Apple spent a lot of 2011 in court (either directly, or in disguise), attempting to keep competitors’ smartphones and tablets off the market. If patent #8,082,523 is any indication, 2012 will be even worse. You don't have to interpret the wording of this patent too loosely to conclude that any multitasking smartphone owes Apple. In fact, the abstract could almost serve as a Wikipedia entry for “Smartphone”: “A portable electronic device displays, on a touch screen display, a user interface for a phone application during a phone call. In response to detecting activation of a menu icon or menu button, the UI for the phone application is replaced with a menu of application icons, while maintaining the phone call. In response to detecting a finger gesture on a non-telephone service application icon, displaying a user interface for the non-telephone service application while continuing to maintain the phone call, the UI for the non-telephone service application including a switch application icon that is not displayed in the UI when there is no ongoing phone call. In response to detecting a finger gesture on the switch application icon, replacing display of the UI for the non-telephone service application with a respective UI for the phone application while continuing to maintain the phone call.”
One could make the argument that a portable device with touchscreen control of a phone + app interface was, at some point, a non-obvious invention -- and therefore worthy of a patent. It goes without saying that such a point was well before December of 2011, when the patent was granted. Even the filing date of June 2007 seems laughably late in the game -- especially if you’re old enough to recall 1992, when the IBM Simon made its debut, or the many products that refined the smartphone paradigm over the following fifteen years. Still, the wording also includes the “finger gesture” and “switch application icon” elements, which might just be enough to distinguish the original iPhone from its competitors.
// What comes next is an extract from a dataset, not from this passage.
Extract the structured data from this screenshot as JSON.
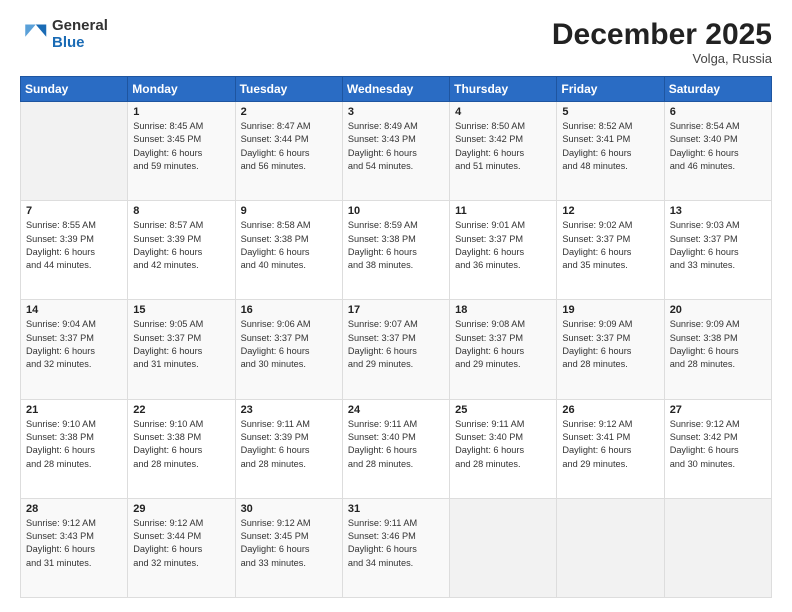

Obviously, the USPTO thinks so.
Apple spent a considerable amount of research and development to bring the first iPhone to market; I’d be the last to say that the company doesn’t deserve to receive rewards commensurate with its innovation. But haven’t they? After all, the iPhone is both iconic in its own right and has become virtually synonymous with this era of portable mobile devices. Every phone released in the past five years has been measured against the iPhone (and more often than not, found wanting). Apple’s bottom line is, by all accounts, enjoying the fruits of this success -- already satisfying one of the evidence-based “Graham Factors” commonly used to determine non-obviousness. Is there any need, then, to grant Apple this broader license to sue manufacturers -- not simply over “slavishly copied” designs, but over virtually any phone that makes use of a touchscreen-controlled ‘switchable phone/app icon’?
To escape infringement claims, nearly all smartphone hardware and OS designs would have to be significantly re-worked -- the modern-day equivalent of (for example) trying to design a car without putting the gas cap on the exterior. It can be done, of course, but at what level of specificity does invention and unique ownership become ludicrous?
A more interesting question might be whether Apple truly feels that this patent could be defended. Any number of companies pursue a strategy of “over-patenting," which is quite simply seeking as many patents as possible with the knowledge that only a minority percentage would ultimately be defensible in the courtroom. Merely having the patent confers a distinct advantage. A company could, for instance, secure licenses from others who would rather pay a ‘settlement sum’ than drain their resources in an attempt to have even a clearly shaky patent declared invalid. Consider how disastrous such a challenge could be if a company banked on a single product line, only to see it paralyzed into obsolescence by import bans (a less-diversified Samsung, for example).
The "finger gesture" and "switch application icon" wording makes Apple's patent just non-obvious enough, at least at the time of filing. The success of the initial device that utilized this patent is support for a level of innovation (although arguably not as any result of this specific feature).
The feature could never be considered non-obvious by the date that the patent was approved. Actually asserting this would cause considerable waste of resources including legal for all parties, and hardware and software R&D for competitors. Apple is seeking not to protect its innovation, but to leverage a potentially insurmountable market lead against coercive licensing revenue.